Segment Start: Input records
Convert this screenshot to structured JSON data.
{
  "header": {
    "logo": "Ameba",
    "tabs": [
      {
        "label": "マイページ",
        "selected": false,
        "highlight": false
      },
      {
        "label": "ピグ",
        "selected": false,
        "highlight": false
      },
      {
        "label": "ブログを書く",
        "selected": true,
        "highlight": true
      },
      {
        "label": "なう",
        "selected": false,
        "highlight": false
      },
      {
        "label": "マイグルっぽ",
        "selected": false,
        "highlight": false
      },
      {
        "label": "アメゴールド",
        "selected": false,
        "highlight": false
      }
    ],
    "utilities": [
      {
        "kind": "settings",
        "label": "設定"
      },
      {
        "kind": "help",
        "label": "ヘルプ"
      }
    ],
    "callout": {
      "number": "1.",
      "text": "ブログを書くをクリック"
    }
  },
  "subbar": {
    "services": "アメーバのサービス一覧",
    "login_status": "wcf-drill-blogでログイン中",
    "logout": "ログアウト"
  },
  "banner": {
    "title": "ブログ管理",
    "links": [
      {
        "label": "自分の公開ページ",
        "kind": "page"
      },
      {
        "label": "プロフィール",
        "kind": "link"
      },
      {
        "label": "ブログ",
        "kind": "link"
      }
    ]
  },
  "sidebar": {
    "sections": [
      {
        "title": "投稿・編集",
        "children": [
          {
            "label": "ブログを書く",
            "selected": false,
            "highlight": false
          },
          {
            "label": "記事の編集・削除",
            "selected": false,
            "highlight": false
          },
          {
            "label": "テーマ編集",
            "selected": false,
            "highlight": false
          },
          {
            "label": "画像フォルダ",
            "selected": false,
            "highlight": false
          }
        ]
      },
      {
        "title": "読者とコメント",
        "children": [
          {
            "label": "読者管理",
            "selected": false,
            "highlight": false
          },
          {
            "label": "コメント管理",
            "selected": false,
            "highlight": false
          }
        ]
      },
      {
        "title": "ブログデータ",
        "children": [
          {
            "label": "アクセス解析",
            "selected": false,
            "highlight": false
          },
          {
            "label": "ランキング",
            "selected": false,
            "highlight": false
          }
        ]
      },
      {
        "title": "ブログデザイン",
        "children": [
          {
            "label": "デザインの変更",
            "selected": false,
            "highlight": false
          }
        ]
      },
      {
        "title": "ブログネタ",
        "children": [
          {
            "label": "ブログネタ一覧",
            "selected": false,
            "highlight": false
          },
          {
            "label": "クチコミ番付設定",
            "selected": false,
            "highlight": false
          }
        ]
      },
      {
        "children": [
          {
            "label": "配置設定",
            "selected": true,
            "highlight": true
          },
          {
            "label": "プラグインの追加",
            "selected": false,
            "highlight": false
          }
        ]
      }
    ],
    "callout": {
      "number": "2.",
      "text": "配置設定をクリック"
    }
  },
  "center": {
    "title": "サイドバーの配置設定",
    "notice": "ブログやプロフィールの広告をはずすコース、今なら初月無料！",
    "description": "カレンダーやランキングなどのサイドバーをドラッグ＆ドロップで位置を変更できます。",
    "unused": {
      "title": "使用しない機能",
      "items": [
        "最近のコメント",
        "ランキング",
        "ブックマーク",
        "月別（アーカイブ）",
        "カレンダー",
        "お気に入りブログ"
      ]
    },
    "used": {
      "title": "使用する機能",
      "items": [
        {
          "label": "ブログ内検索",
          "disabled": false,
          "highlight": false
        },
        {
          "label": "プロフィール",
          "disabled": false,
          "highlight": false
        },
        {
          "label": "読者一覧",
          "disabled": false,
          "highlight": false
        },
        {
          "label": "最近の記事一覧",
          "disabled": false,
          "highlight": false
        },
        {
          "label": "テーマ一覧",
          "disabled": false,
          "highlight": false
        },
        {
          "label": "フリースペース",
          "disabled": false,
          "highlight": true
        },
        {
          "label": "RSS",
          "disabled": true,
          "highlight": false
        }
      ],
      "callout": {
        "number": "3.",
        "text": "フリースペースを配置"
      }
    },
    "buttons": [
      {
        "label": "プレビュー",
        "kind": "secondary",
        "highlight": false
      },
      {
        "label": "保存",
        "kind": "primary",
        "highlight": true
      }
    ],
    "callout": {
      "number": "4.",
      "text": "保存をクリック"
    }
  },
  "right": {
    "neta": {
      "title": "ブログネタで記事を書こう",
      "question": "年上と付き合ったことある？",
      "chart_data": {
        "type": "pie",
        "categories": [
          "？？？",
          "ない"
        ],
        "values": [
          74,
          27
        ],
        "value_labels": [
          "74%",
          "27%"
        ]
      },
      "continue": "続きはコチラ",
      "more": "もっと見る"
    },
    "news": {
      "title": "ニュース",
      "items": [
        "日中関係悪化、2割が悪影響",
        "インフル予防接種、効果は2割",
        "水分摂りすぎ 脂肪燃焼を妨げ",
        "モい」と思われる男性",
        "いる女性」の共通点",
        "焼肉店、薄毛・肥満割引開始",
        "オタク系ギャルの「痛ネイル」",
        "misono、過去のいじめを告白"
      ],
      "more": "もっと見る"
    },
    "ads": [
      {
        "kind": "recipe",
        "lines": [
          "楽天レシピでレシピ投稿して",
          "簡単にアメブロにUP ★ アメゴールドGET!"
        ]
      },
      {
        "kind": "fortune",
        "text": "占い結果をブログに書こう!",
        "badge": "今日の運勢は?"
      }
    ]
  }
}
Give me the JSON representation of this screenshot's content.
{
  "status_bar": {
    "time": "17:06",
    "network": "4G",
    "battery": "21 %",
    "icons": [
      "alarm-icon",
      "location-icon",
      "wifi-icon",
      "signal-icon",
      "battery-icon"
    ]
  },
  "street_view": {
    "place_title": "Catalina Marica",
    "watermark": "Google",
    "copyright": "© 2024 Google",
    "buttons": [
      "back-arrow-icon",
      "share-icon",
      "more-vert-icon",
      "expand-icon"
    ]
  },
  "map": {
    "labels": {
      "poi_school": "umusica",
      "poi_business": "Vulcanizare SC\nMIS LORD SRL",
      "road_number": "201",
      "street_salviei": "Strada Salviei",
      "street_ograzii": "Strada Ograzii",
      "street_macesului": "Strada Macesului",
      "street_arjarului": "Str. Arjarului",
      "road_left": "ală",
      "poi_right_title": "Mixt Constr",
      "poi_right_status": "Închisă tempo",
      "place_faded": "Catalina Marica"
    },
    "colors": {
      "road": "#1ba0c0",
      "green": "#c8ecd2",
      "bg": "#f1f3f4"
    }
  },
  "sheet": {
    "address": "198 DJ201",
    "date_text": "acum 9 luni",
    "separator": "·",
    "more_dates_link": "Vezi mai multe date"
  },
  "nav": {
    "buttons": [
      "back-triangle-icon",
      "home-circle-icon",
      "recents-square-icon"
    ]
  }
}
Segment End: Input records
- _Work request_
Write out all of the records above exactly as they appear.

- _Final answer_
Convert this screenshot to structured JSON data.
{
  "header": {
    "logo": "Ameba",
    "tabs": [
      {
        "label": "マイページ",
        "selected": false,
        "highlight": false
      },
      {
        "label": "ピグ",
        "selected": false,
        "highlight": false
      },
      {
        "label": "ブログを書く",
        "selected": true,
        "highlight": true
      },
      {
        "label": "なう",
        "selected": false,
        "highlight": false
      },
      {
        "label": "マイグルっぽ",
        "selected": false,
        "highlight": false
      },
      {
        "label": "アメゴールド",
        "selected": false,
        "highlight": false
      }
    ],
    "utilities": [
      {
        "kind": "settings",
        "label": "設定"
      },
      {
        "kind": "help",
        "label": "ヘルプ"
      }
    ],
    "callout": {
      "number": "1.",
      "text": "ブログを書くをクリック"
    }
  },
  "subbar": {
    "services": "アメーバのサービス一覧",
    "login_status": "wcf-drill-blogでログイン中",
    "logout": "ログアウト"
  },
  "banner": {
    "title": "ブログ管理",
    "links": [
      {
        "label": "自分の公開ページ",
        "kind": "page"
      },
      {
        "label": "プロフィール",
        "kind": "link"
      },
      {
        "label": "ブログ",
        "kind": "link"
      }
    ]
  },
  "sidebar": {
    "sections": [
      {
        "title": "投稿・編集",
        "children": [
          {
            "label": "ブログを書く",
            "selected": false,
            "highlight": false
          },
          {
            "label": "記事の編集・削除",
            "selected": false,
            "highlight": false
          },
          {
            "label": "テーマ編集",
            "selected": false,
            "highlight": false
          },
          {
            "label": "画像フォルダ",
            "selected": false,
            "highlight": false
          }
        ]
      },
      {
        "title": "読者とコメント",
        "children": [
          {
            "label": "読者管理",
            "selected": false,
            "highlight": false
          },
          {
            "label": "コメント管理",
            "selected": false,
            "highlight": false
          }
        ]
      },
      {
        "title": "ブログデータ",
        "children": [
          {
            "label": "アクセス解析",
            "selected": false,
            "highlight": false
          },
          {
            "label": "ランキング",
            "selected": false,
            "highlight": false
          }
        ]
      },
      {
        "title": "ブログデザイン",
        "children": [
          {
            "label": "デザインの変更",
            "selected": false,
            "highlight": false
          }
        ]
      },
      {
        "title": "ブログネタ",
        "children": [
          {
            "label": "ブログネタ一覧",
            "selected": false,
            "highlight": false
          },
          {
            "label": "クチコミ番付設定",
            "selected": false,
            "highlight": false
          }
        ]
      },
      {
        "children": [
          {
            "label": "配置設定",
            "selected": true,
            "highlight": true
          },
          {
            "label": "プラグインの追加",
            "selected": false,
            "highlight": false
          }
        ]
      }
    ],
    "callout": {
      "number": "2.",
      "text": "配置設定をクリック"
    }
  },
  "center": {
    "title": "サイドバーの配置設定",
    "notice": "ブログやプロフィールの広告をはずすコース、今なら初月無料！",
    "description": "カレンダーやランキングなどのサイドバーをドラッグ＆ドロップで位置を変更できます。",
    "unused": {
      "title": "使用しない機能",
      "items": [
        "最近のコメント",
        "ランキング",
        "ブックマーク",
        "月別（アーカイブ）",
        "カレンダー",
        "お気に入りブログ"
      ]
    },
    "used": {
      "title": "使用する機能",
      "items": [
        {
          "label": "ブログ内検索",
          "disabled": false,
          "highlight": false
        },
        {
          "label": "プロフィール",
          "disabled": false,
          "highlight": false
        },
        {
          "label": "読者一覧",
          "disabled": false,
          "highlight": false
        },
        {
          "label": "最近の記事一覧",
          "disabled": false,
          "highlight": false
        },
        {
          "label": "テーマ一覧",
          "disabled": false,
          "highlight": false
        },
        {
          "label": "フリースペース",
          "disabled": false,
          "highlight": true
        },
        {
          "label": "RSS",
          "disabled": true,
          "highlight": false
        }
      ],
      "callout": {
        "number": "3.",
        "text": "フリースペースを配置"
      }
    },
    "buttons": [
      {
        "label": "プレビュー",
        "kind": "secondary",
        "highlight": false
      },
      {
        "label": "保存",
        "kind": "primary",
        "highlight": true
      }
    ],
    "callout": {
      "number": "4.",
      "text": "保存をクリック"
    }
  },
  "right": {
    "neta": {
      "title": "ブログネタで記事を書こう",
      "question": "年上と付き合ったことある？",
      "chart_data": {
        "type": "pie",
        "categories": [
          "？？？",
          "ない"
        ],
        "values": [
          74,
          27
        ],
        "value_labels": [
          "74%",
          "27%"
        ]
      },
      "continue": "続きはコチラ",
      "more": "もっと見る"
    },
    "news": {
      "title": "ニュース",
      "items": [
        "日中関係悪化、2割が悪影響",
        "インフル予防接種、効果は2割",
        "水分摂りすぎ 脂肪燃焼を妨げ",
        "モい」と思われる男性",
        "いる女性」の共通点",
        "焼肉店、薄毛・肥満割引開始",
        "オタク系ギャルの「痛ネイル」",
        "misono、過去のいじめを告白"
      ],
      "more": "もっと見る"
    },
    "ads": [
      {
        "kind": "recipe",
        "lines": [
          "楽天レシピでレシピ投稿して",
          "簡単にアメブロにUP ★ アメゴールドGET!"
        ]
      },
      {
        "kind": "fortune",
        "text": "占い結果をブログに書こう!",
        "badge": "今日の運勢は?"
      }
    ]
  }
}
Give me the JSON representation of this screenshot's content.
{
  "status_bar": {
    "time": "17:06",
    "network": "4G",
    "battery": "21 %",
    "icons": [
      "alarm-icon",
      "location-icon",
      "wifi-icon",
      "signal-icon",
      "battery-icon"
    ]
  },
  "street_view": {
    "place_title": "Catalina Marica",
    "watermark": "Google",
    "copyright": "© 2024 Google",
    "buttons": [
      "back-arrow-icon",
      "share-icon",
      "more-vert-icon",
      "expand-icon"
    ]
  },
  "map": {
    "labels": {
      "poi_school": "umusica",
      "poi_business": "Vulcanizare SC\nMIS LORD SRL",
      "road_number": "201",
      "street_salviei": "Strada Salviei",
      "street_ograzii": "Strada Ograzii",
      "street_macesului": "Strada Macesului",
      "street_arjarului": "Str. Arjarului",
      "road_left": "ală",
      "poi_right_title": "Mixt Constr",
      "poi_right_status": "Închisă tempo",
      "place_faded": "Catalina Marica"
    },
    "colors": {
      "road": "#1ba0c0",
      "green": "#c8ecd2",
      "bg": "#f1f3f4"
    }
  },
  "sheet": {
    "address": "198 DJ201",
    "date_text": "acum 9 luni",
    "separator": "·",
    "more_dates_link": "Vezi mai multe date"
  },
  "nav": {
    "buttons": [
      "back-triangle-icon",
      "home-circle-icon",
      "recents-square-icon"
    ]
  }
}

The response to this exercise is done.